Saturday, May 18, 2024
HomeNotes From KathyShould I Have Done Something Different With My Life?

Should I Have Done Something Different With My Life?

I’m in D.C. this week. My husband has work meetings and I came along to visit a friend and see the sights. It’s a couple of two-plus hour flights to get here, so I entertained myself by watching some of the free movies Southwest offers. One of them, the inspiring story of the two women whose investigative journalism was the catalyst for the MeToo movement, had me asking the question, “Have I really made any difference in the world? Did I waste my life doing what I did? ”

I ask myself this question every year as the weeds start growing in pastures, knowing that my little invention, a simple method for teaching livestock to eat weeds, is still mostly sitting on the shelf, unused. Next year will be the 20th anniversary of the first time cows were trained to eat Canada thistle, leafy spurge and spotted knapweed. It marked the beginning of a decade of travel for projects and to workshops and conferences to share the steps making it possible for graziers to take advantage of a free, very nutritious forage. It also ensured that, ten years later, On Pasture would be born.

It was never my goal to get rich off this invention. And I’ve certainly accomplished that. I still cringe at the fact that my hourly rate for one project was $2.50/hour. No, money wasn’t the goal. Making life better for farmers and ranchers, that was what I was hoping for. It all seemed so obvious to me: livestock eating weeds, working on controlling them 24-7, while growing fat and making money for producers. What more could anyone want?

I can’t answer that question. But I can tell you that, despite my best efforts, despite giving away all the information I had, very few graziers have adopted the practice.

I have a blast teaching cows to eat weeds!

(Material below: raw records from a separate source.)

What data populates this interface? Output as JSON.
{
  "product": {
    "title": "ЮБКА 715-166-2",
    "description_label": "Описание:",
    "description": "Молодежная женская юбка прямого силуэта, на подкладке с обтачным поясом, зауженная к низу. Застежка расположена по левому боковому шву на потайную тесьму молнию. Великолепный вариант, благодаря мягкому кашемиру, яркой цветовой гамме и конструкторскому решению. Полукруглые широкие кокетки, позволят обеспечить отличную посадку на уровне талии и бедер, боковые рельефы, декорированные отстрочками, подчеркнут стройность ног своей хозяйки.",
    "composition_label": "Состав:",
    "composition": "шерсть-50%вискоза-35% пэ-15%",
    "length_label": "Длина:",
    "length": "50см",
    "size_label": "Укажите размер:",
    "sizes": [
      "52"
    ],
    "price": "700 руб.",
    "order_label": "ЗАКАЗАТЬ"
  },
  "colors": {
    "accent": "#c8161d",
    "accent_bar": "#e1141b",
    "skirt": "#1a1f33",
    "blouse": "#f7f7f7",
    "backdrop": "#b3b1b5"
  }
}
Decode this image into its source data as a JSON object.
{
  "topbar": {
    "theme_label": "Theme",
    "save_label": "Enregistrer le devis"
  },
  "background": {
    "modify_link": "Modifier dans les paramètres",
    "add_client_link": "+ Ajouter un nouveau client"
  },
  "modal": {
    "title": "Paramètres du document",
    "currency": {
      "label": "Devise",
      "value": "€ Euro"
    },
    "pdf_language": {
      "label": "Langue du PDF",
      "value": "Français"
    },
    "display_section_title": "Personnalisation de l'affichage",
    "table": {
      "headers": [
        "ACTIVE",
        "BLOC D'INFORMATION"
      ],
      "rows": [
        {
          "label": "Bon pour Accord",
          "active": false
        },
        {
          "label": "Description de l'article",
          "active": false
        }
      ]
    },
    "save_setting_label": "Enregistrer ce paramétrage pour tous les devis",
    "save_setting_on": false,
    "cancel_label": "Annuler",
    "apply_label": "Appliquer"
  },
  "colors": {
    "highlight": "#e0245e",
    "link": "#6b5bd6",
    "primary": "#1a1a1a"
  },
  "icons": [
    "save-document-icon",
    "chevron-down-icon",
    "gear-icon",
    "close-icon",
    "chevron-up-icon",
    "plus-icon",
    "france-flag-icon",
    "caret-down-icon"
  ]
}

As we waited for our luggage I told my husband what I was thinking about having wasted my life. He looked at me and smiled. “You are such a goofball!” he said. Then I remembered all the fun I had with the cows, the fine feeling of coming home exhilarated, manure on my pants marking where I’d dropped to my knees to capture video of a cow trying a new weed, and I decided that maybe that was enough. I did love all my time with the cows, and I met some pretty fine people too.

Still, I wouldn’t mind if suddenly the idea of weed-eating livestock made it big. Maybe this will be the year.

Thanks for reading!

Kathy

P.S. If you’d like to help me make my dream a reality, then do check out all this month’s articles about how to turn your livestock into weed eaters. Here’s Part 1, Part 2, and Part 3.

Your Tips Keep This Library Online

This resource only survives with your assistance.

Kathy Voth
Kathy Vothhttps://onpasture.com
I am the founder, editor and publisher of On Pasture, now retired. My career spanned 40 years of finding creative solutions to problems, and sharing ideas with people that encouraged them to work together and try new things. From figuring out how to teach livestock to eat weeds, to teaching range management to high schoolers, outdoor ed graduation camping trips with fifty 6th graders at a time, building firebreaks with a 130-goat herd, developing the signs and interpretation for the Storm King Fourteen Memorial trail, receiving the Conservation Service Award for my work building the 150-mile mountain bike trail from Grand Junction, Colorado to Moab, Utah...well, the list is long so I'll stop with, I've had a great time and I'm very grateful.

Welcome to the On Pasture Library

Free Ebook!

Latest Additions

Most Read